◆ WHAT TO PRODUCE ◆
Go over the records and copy every line with the string "magnifier".

◆ Element data from apps and pages ◆
*** Begin section ***

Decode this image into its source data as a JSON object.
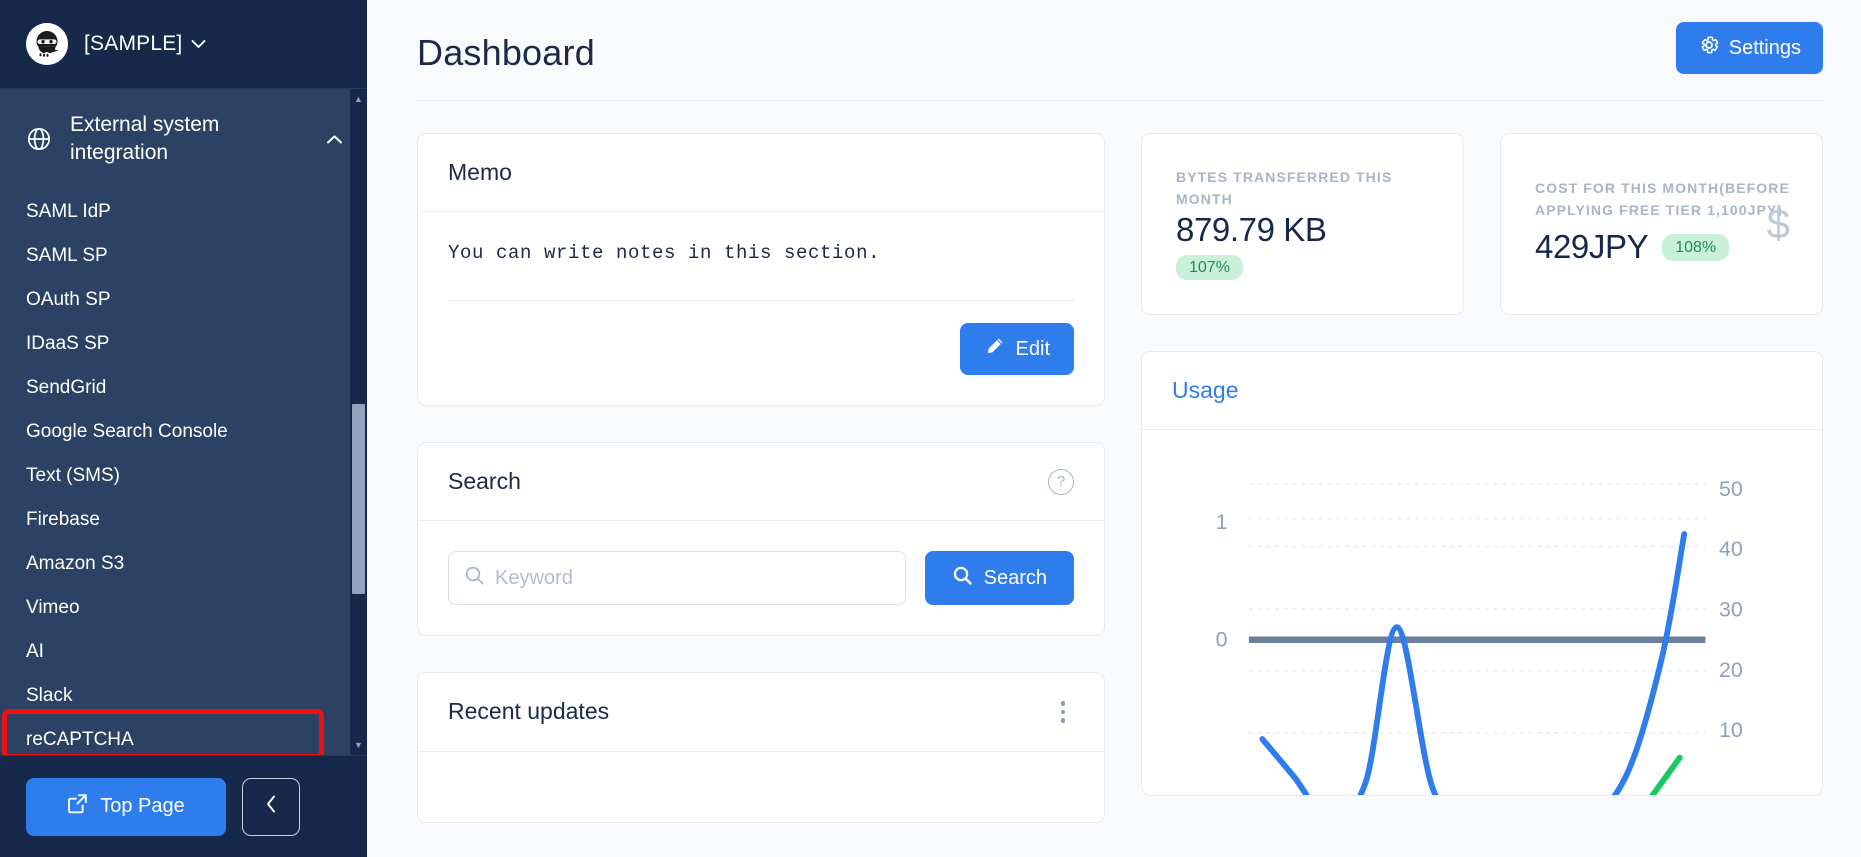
{
  "sidebar": {
    "brand": {
      "name": "[SAMPLE]",
      "caret": "chevron-down",
      "logo": "ninja-logo"
    },
    "group": {
      "label": "External system integration",
      "icon": "globe-icon",
      "expanded_icon": "chevron-up"
    },
    "items": [
      {
        "label": "SAML IdP",
        "highlighted": false
      },
      {
        "label": "SAML SP",
        "highlighted": false
      },
      {
        "label": "OAuth SP",
        "highlighted": false
      },
      {
        "label": "IDaaS SP",
        "highlighted": false
      },
      {
        "label": "SendGrid",
        "highlighted": false
      },
      {
        "label": "Google Search Console",
        "highlighted": false
      },
      {
        "label": "Text (SMS)",
        "highlighted": false
      },
      {
        "label": "Firebase",
        "highlighted": false
      },
      {
        "label": "Amazon S3",
        "highlighted": false
      },
      {
        "label": "Vimeo",
        "highlighted": false
      },
      {
        "label": "AI",
        "highlighted": true
      },
      {
        "label": "Slack",
        "highlighted": false
      },
      {
        "label": "reCAPTCHA",
        "highlighted": false
      }
    ],
    "footer": {
      "top_page_label": "Top Page",
      "top_page_icon": "external-link-icon",
      "collapse_icon": "chevron-left-icon"
    },
    "scrollbar": {
      "up_icon": "caret-up-icon",
      "down_icon": "caret-down-icon"
    },
    "annotation": {
      "target": "AI",
      "color": "#ee1111"
    }
  },
  "header": {
    "title": "Dashboard",
    "settings_label": "Settings",
    "settings_icon": "gear-icon"
  },
  "memo": {
    "title": "Memo",
    "body": "You can write notes in this section.",
    "edit_label": "Edit",
    "edit_icon": "pencil-icon"
  },
  "search": {
    "title": "Search",
    "help_icon": "question-circle-icon",
    "placeholder": "Keyword",
    "value": "",
    "button_label": "Search",
    "button_icon": "magnifier-icon",
    "input_icon": "magnifier-icon"
  },
  "recent_updates": {
    "title": "Recent updates",
    "menu_icon": "kebab-menu-icon"
  },
  "stats": [
    {
      "label": "BYTES TRANSFERRED THIS MONTH",
      "value": "879.79 KB",
      "badge": "107%",
      "badge_color": "#208c50",
      "badge_bg": "#c9f0da",
      "deco_icon": ""
    },
    {
      "label": "COST FOR THIS MONTH(BEFORE APPLYING FREE TIER 1,100JPY)",
      "value": "429JPY",
      "badge": "108%",
      "badge_color": "#208c50",
      "badge_bg": "#c9f0da",
      "deco_icon": "$"
    }
  ],
  "usage": {
    "title": "Usage"
  },
  "chart_data": {
    "type": "line",
    "title": "Usage",
    "xlabel": "",
    "ylabel": "",
    "grid": true,
    "legend": false,
    "left_axis": {
      "ticks": [
        0,
        1
      ],
      "ylim": [
        0,
        1
      ],
      "tick_labels": [
        "0",
        "1"
      ],
      "color": "#8fa0b8"
    },
    "right_axis": {
      "ticks": [
        10,
        20,
        30,
        40,
        50
      ],
      "ylim": [
        0,
        52
      ],
      "tick_labels": [
        "10",
        "20",
        "30",
        "40",
        "50"
      ],
      "color": "#8fa0b8"
    },
    "series": [
      {
        "name": "baseline",
        "color": "#6b7f9e",
        "style": "solid-thick-flat",
        "axis": "right",
        "values": [
          25,
          25,
          25,
          25,
          25,
          25,
          25,
          25,
          25,
          25,
          25
        ]
      },
      {
        "name": "usage",
        "color": "#2f7ced",
        "style": "curve",
        "axis": "right",
        "x": [
          0.03,
          0.1,
          0.18,
          0.26,
          0.33,
          0.41,
          0.5,
          0.62,
          0.74,
          0.84,
          0.92,
          0.97
        ],
        "values": [
          9,
          3,
          -4,
          2,
          27,
          1,
          -6,
          -6,
          -5,
          3,
          22,
          42
        ]
      },
      {
        "name": "secondary",
        "color": "#18c964",
        "style": "line",
        "axis": "right",
        "x": [
          0.88,
          0.96
        ],
        "values": [
          -2,
          6
        ]
      }
    ],
    "gridline_values": [
      10,
      20,
      30,
      40,
      50
    ],
    "gridline_style": "dotted",
    "gridline_color": "#e5ecf7"
  }
}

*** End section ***

◆ WRITTEN RESPONSE ◆
    "button_icon": "magnifier-icon",
    "input_icon": "magnifier-icon"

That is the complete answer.